But then, a couple of things happened that changed my mind. First, the LCBO got a big environmental kick, and decreed that preference would be given to canned beer over bottled beer from now on. Arguments about which of the two is truly more environmentally friendly aside, this edict meant that many of the European and UK beers that I enjoyed, such as Pilsner Urquell and London Pride, started being sold in cans rather than bottles at the LC’. And once I tried them, I realized that I actually preferred the canned versions to the bottled! They were fresher and livelier tasting, and in the case of the Urquell in particular, I was happy that I no longer had to annoy LCBO staff by asking them to open a new case for me in order to avoid buying green bottles that had been sitting under fluorescent lights for an indeterminate amount of time.

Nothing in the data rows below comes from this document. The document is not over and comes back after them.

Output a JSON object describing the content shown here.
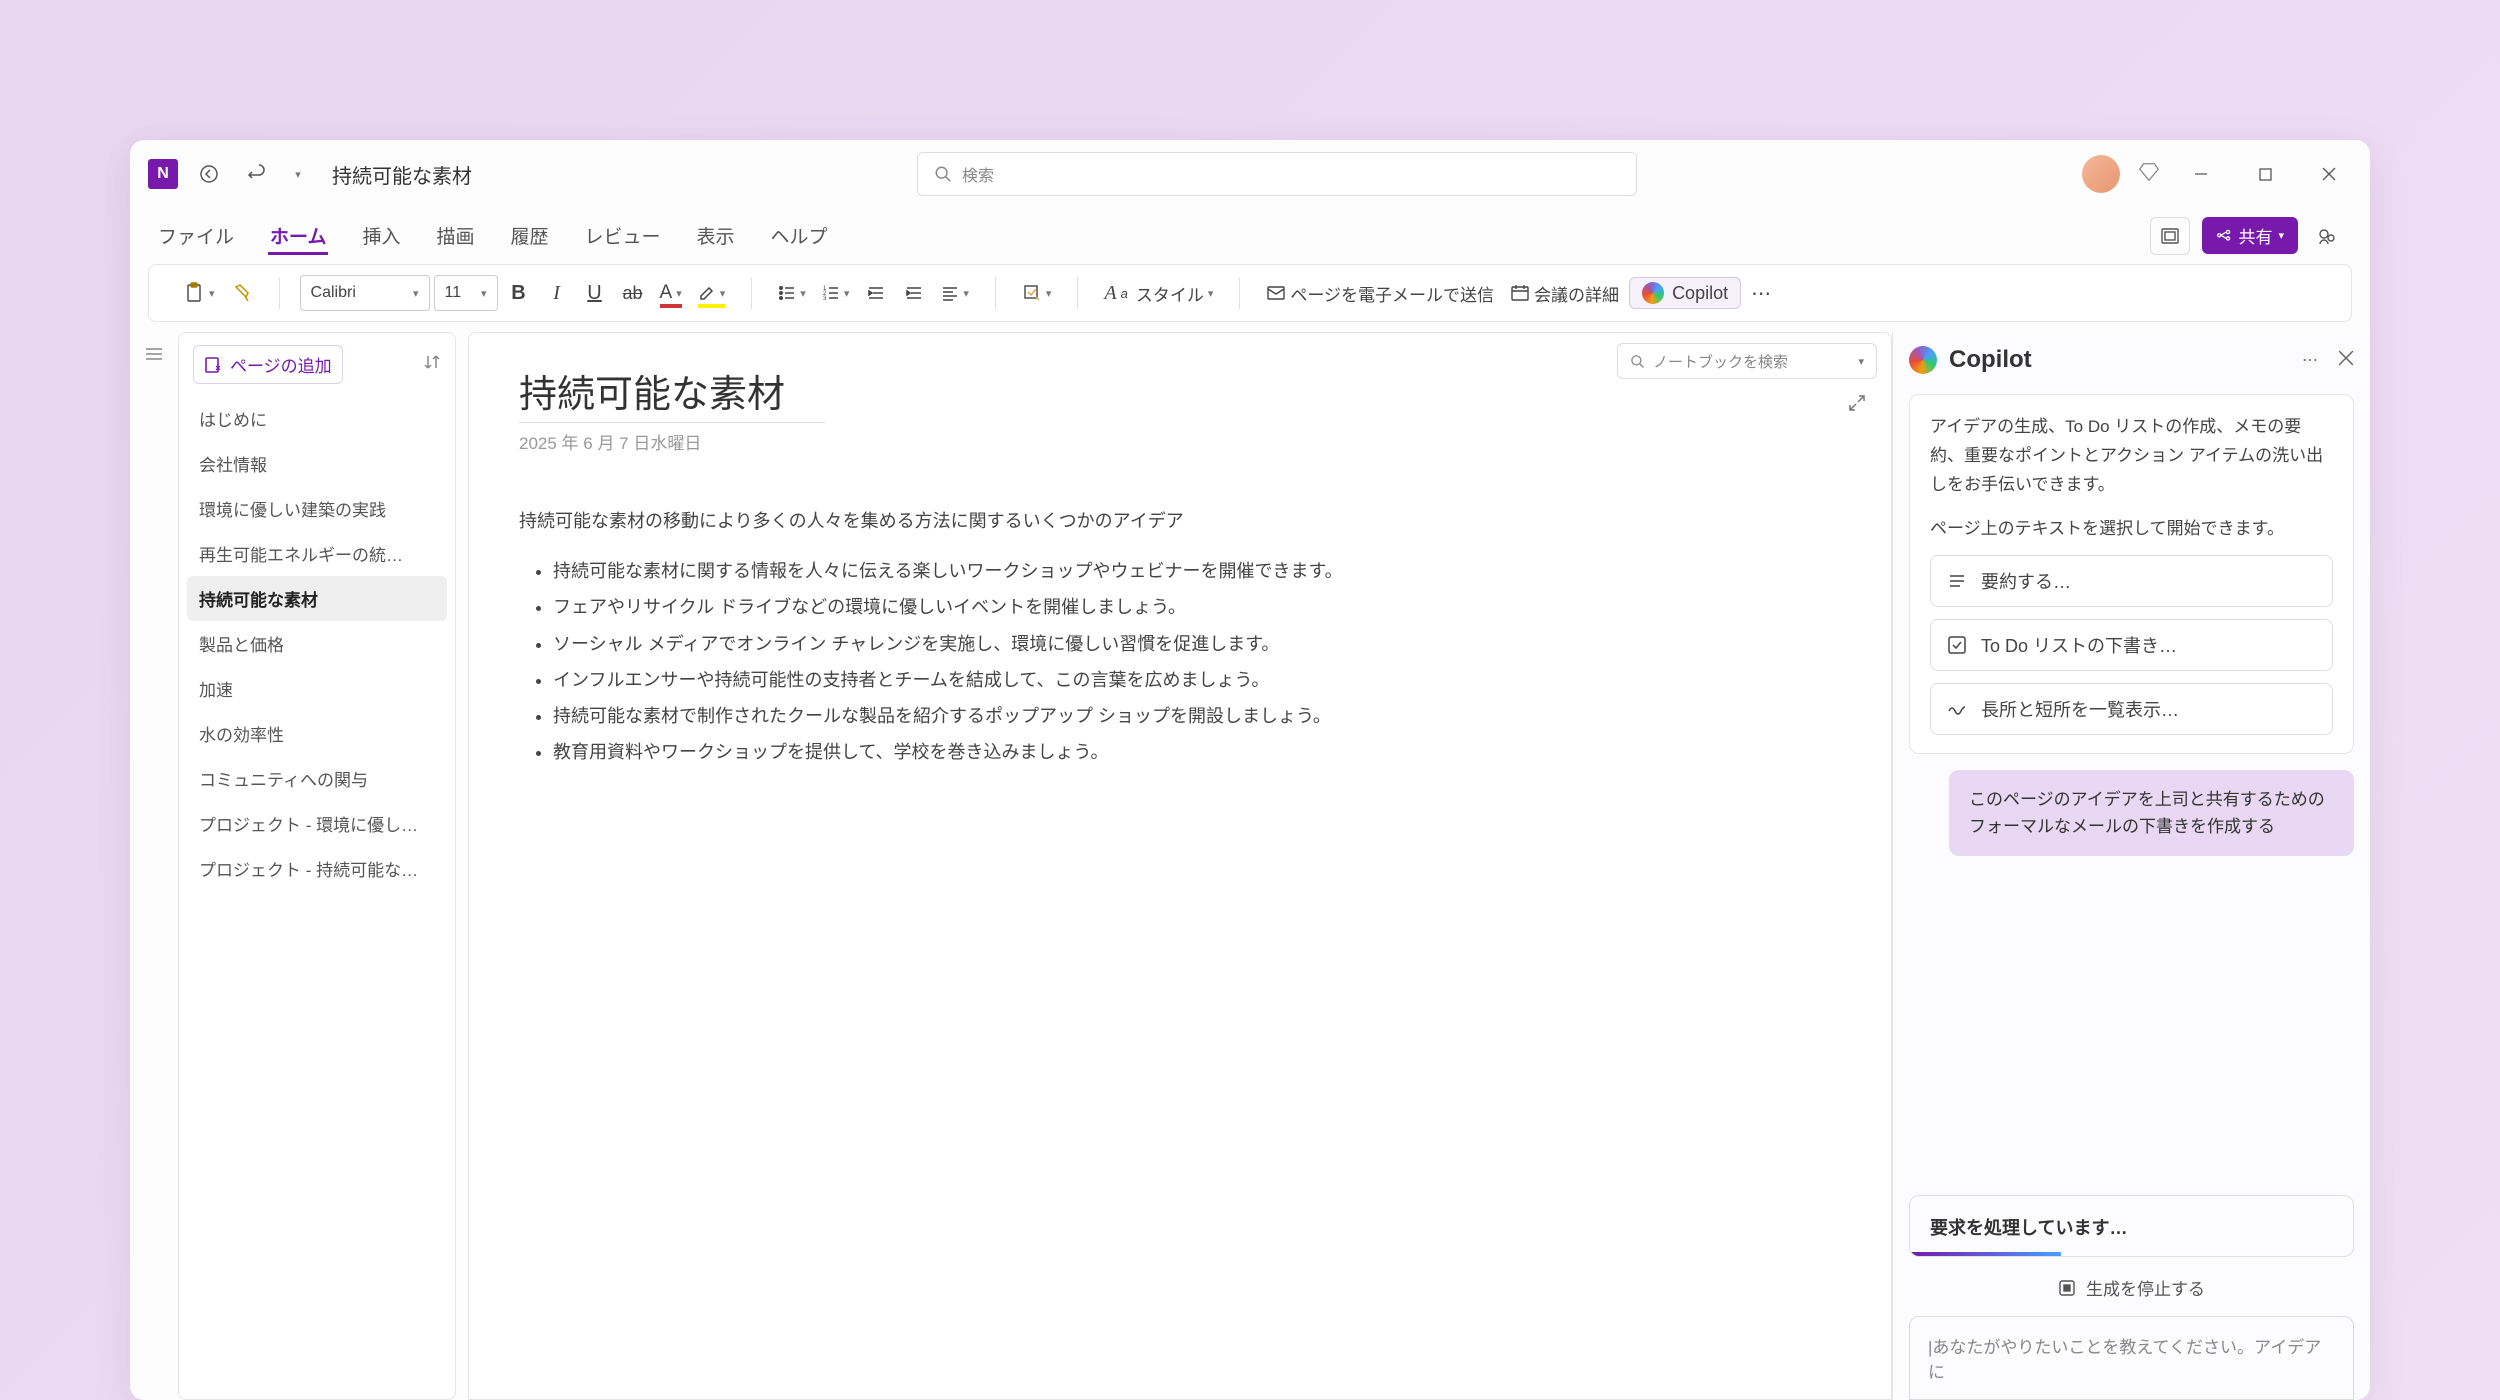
{
  "titlebar": {
    "doc_title": "持続可能な素材",
    "search_placeholder": "検索"
  },
  "tabs": {
    "items": [
      "ファイル",
      "ホーム",
      "挿入",
      "描画",
      "履歴",
      "レビュー",
      "表示",
      "ヘルプ"
    ],
    "active": 1,
    "share": "共有"
  },
  "ribbon": {
    "font_name": "Calibri",
    "font_size": "11",
    "style": "スタイル",
    "email": "ページを電子メールで送信",
    "meeting": "会議の詳細",
    "copilot": "Copilot"
  },
  "notebook_search": "ノートブックを検索",
  "nav": {
    "add_page": "ページの追加",
    "items": [
      "はじめに",
      "会社情報",
      "環境に優しい建築の実践",
      "再生可能エネルギーの統…",
      "持続可能な素材",
      "製品と価格",
      "加速",
      "水の効率性",
      "コミュニティへの関与",
      "プロジェクト - 環境に優し…",
      "プロジェクト - 持続可能な…"
    ],
    "active": 4
  },
  "page": {
    "title": "持続可能な素材",
    "date": "2025 年 6 月 7 日水曜日",
    "intro": "持続可能な素材の移動により多くの人々を集める方法に関するいくつかのアイデア",
    "bullets": [
      "持続可能な素材に関する情報を人々に伝える楽しいワークショップやウェビナーを開催できます。",
      "フェアやリサイクル ドライブなどの環境に優しいイベントを開催しましょう。",
      "ソーシャル メディアでオンライン チャレンジを実施し、環境に優しい習慣を促進します。",
      "インフルエンサーや持続可能性の支持者とチームを結成して、この言葉を広めましょう。",
      "持続可能な素材で制作されたクールな製品を紹介するポップアップ ショップを開設しましょう。",
      "教育用資料やワークショップを提供して、学校を巻き込みましょう。"
    ]
  },
  "copilot": {
    "title": "Copilot",
    "intro": "アイデアの生成、To Do リストの作成、メモの要約、重要なポイントとアクション アイテムの洗い出しをお手伝いできます。",
    "hint": "ページ上のテキストを選択して開始できます。",
    "suggestions": [
      "要約する…",
      "To Do リストの下書き…",
      "長所と短所を一覧表示…"
    ],
    "user_bubble": "このページのアイデアを上司と共有するためのフォーマルなメールの下書きを作成する",
    "processing": "要求を処理しています…",
    "stop": "生成を停止する",
    "input_placeholder": "|あなたがやりたいことを教えてください。アイデアに"
  }
}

Around that same time, I caught wind of a small brewery out in Colorado called Oskar Blues that had started canning their Dale’s Pale Ale, a relatively big (6.5%) and hoppy beer – i.e. the sort of beer that I usually like a lot. It took me a while to get my hands on a can, but when I finally got a chance to try it in mid-2006, I was very impressed, and equally so by their even bigger (8%) and similarly packaged Old Chub Scotch Ale. Finally, it sunk in: cans aren’t just good, they’re great, even for true craft-brewed beers.

There are many reasons for cans to be considered superior to bottles as a beer container, many of which are laid out in Lew Bryson’s latest First Draft column on The gist of the article is summed up nicely in these two paragraphs:

I just bought four cases of beer for a long weekend upstate-all cans, from three different breweries: I.P.A. from New England Brewing in Connecticut, pilsner and pale ale from Sly Fox in Pennsylvania, and Old Chub Scottish ale from Oskar Blues.

It just makes sense. The can is a superior package to the bottle. Cans are lighter and take up less space, making them cheaper to transport and store. They’re more durable once filled. Cans are completely lightproof, meaning the beer won’t get “skunked,” acquiring the nasty odor that comes from hops compounds breaking down in sunlight. Cans today come with a lining that keeps beer away from the aluminum, eliminating the metallic taste that used to affect canned beer. They seal up with very little air in the can, keeping the beer fresh longer. They’re even cheaper to recycle. Any “but it’s a can” stigma evaporates with the first taste of the emphatically nonmainstream taste.


Now, given the poor selection of American craft beers at the LCBO, the fact that a number of small brewers down there are making the move to cans hasn’t had much of an effect on my personal drinking habits. But to bring things full circle back to the Bar Towel thread that inspired this post, the trend has started to catch hold in Ontario, with a number of craft brewers – including Neustadt, Wellington, Great Lakes and Hockley Valley – now offering some or all of their brands in cans.

It certainly hasn’t been a completely painless transition for all of them, as illustrated by several blog posts from Neustadt’s Val Stimpson. But I’m firmly of the opinion that the move from bottles to cans will end up being a positive development for many of Ontario’s craft brewers, most notably because someone looking to try a new beer will probably be much more likely to pick up a single can – or their own mixed pack of a few different ones – than a six-pack of bottles of a single brand that they might end up hating.

It can’t be denied, of course, that cans aren’t an ideal package for every beer. I can’t imagine, for example, that a vintage ale or big barley wine would fare well being cellared in a can for a decade or three. But for shorter term storage of most types of beer, cans beat out bottles in most criteria, save for aesthetics. But as someone notes in the Bar Towel thread, good beer is meant to be poured into and enjoyed out of a glass, so as long as the container keeps it fresh and tasty, why should it matter if it’s a can or a bottle?

(That last line isn’t a completely rhetorical question. I’m interested to hear other opinions on this, so please comment and let me know what you think.)